Fat is a macronutrient, meaning that you do need it for growth, metabolism, and for other body functions. Besides being a major source of energy, it also helps you absorb all-important fat-soluble vitamins, being vitamins A, D, E and K.
You also need fat to build and repair cell membranes, the vital exterior of each cell, and the sheaths surrounding nerves. And it is essential for blood clotting, muscle movement, inflammation, as well as protecting your organs. If you’re a wee bit vain, you may be interested to know that fat helpsto give your hair – and skin – a lustrous glow. Plus, it plays a central role in promoting proper eyesight and brain development in babies and children.
So don’t cut out the fat – chew it.

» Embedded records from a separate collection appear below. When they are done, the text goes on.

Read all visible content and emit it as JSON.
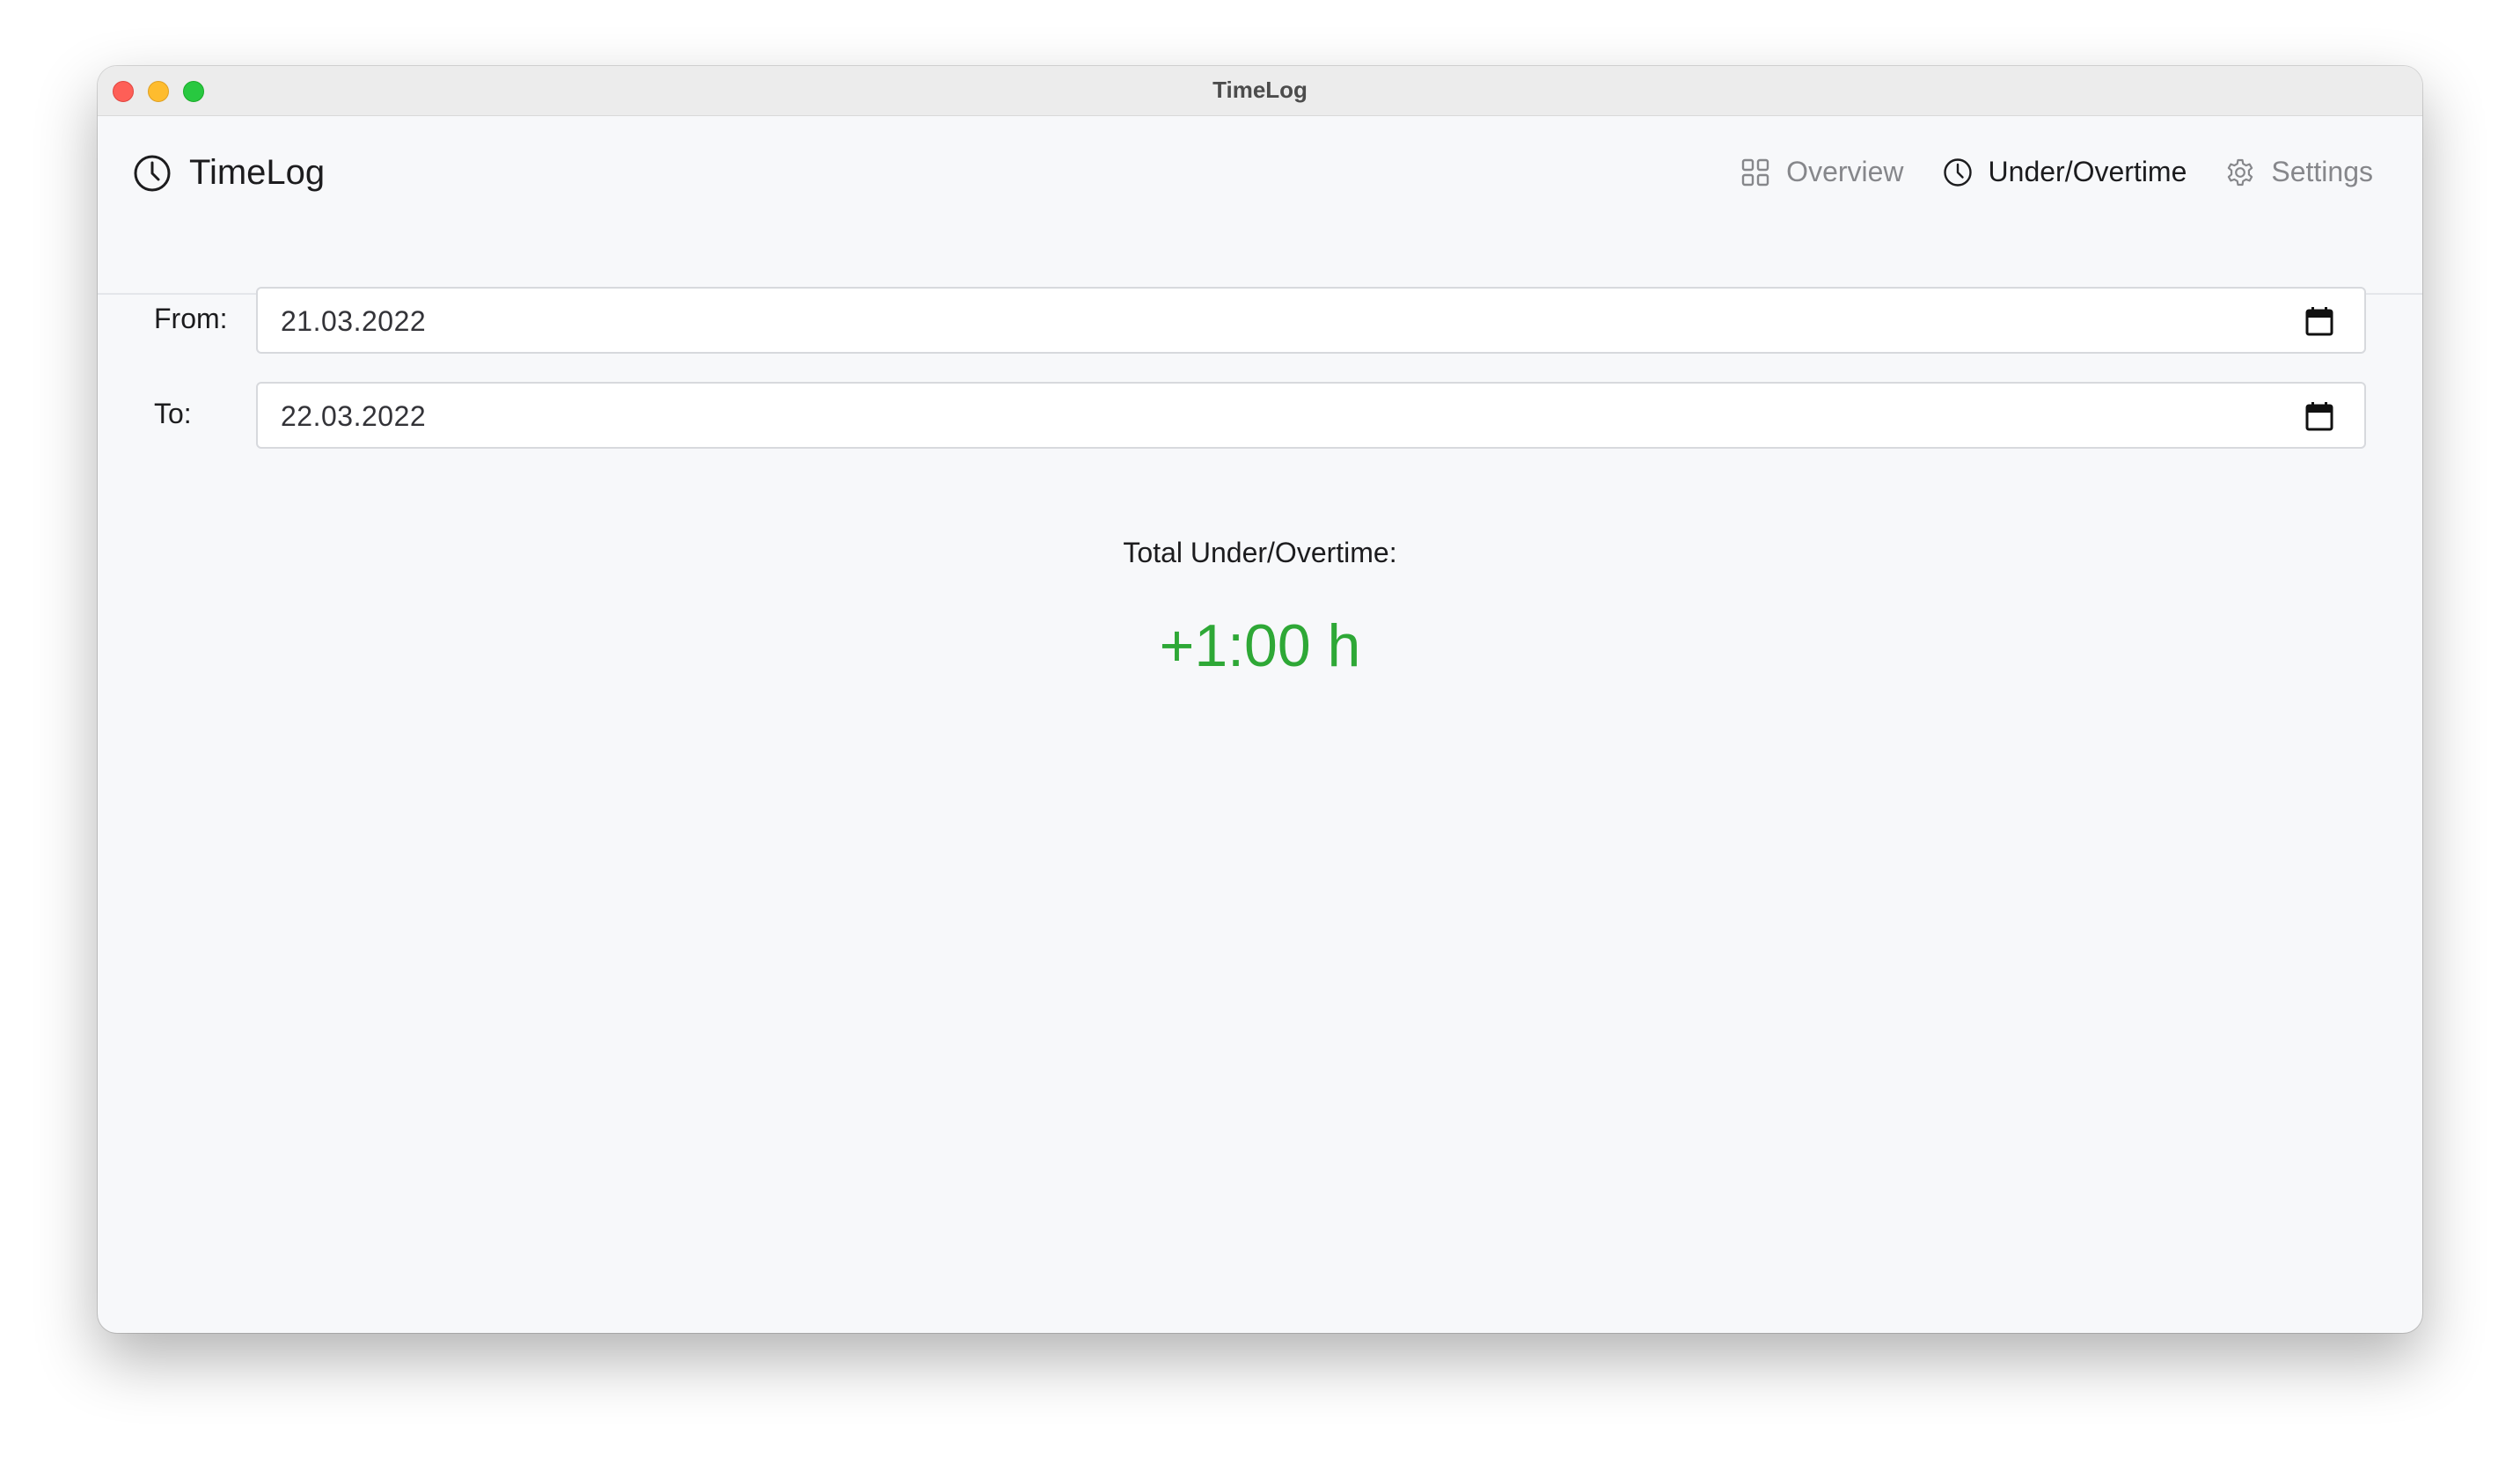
{
  "window": {
    "title": "TimeLog"
  },
  "app": {
    "brand": "TimeLog",
    "brand_icon": "clock-icon"
  },
  "nav": {
    "items": [
      {
        "label": "Overview",
        "icon": "grid-icon",
        "active": false
      },
      {
        "label": "Under/Overtime",
        "icon": "clock-icon",
        "active": true
      },
      {
        "label": "Settings",
        "icon": "gear-icon",
        "active": false
      }
    ]
  },
  "form": {
    "from_label": "From:",
    "from_value": "21.03.2022",
    "to_label": "To:",
    "to_value": "22.03.2022"
  },
  "summary": {
    "label": "Total Under/Overtime:",
    "value": "+1:00 h",
    "value_color": "#2ea836"
  }
}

But it’s important to know that not all fats are created equal. Good fats include monounsaturated (e.g. cold-pressed olive oil and avocado) and polyunsaturated (e.g. omega-3 fats, which are found in oily fish and walnuts).
Bad fats include industrial-made trans fats. Saturated fats fall somewhere in the middle.
Excess calories from any source is what’s responsible for weight gain, not fat per se. However, fat is higher in calories than any other nutrient, such as protein or carbohydrate. So we need less of it.
Eating less saturated and trans fats may help lower your risk of heart disease. A diet low in saturated fats and trans fats but that includes moderate amounts of unsaturated fats will help you achieve and maintain good health.
Read more at Dieticians Association of Australia.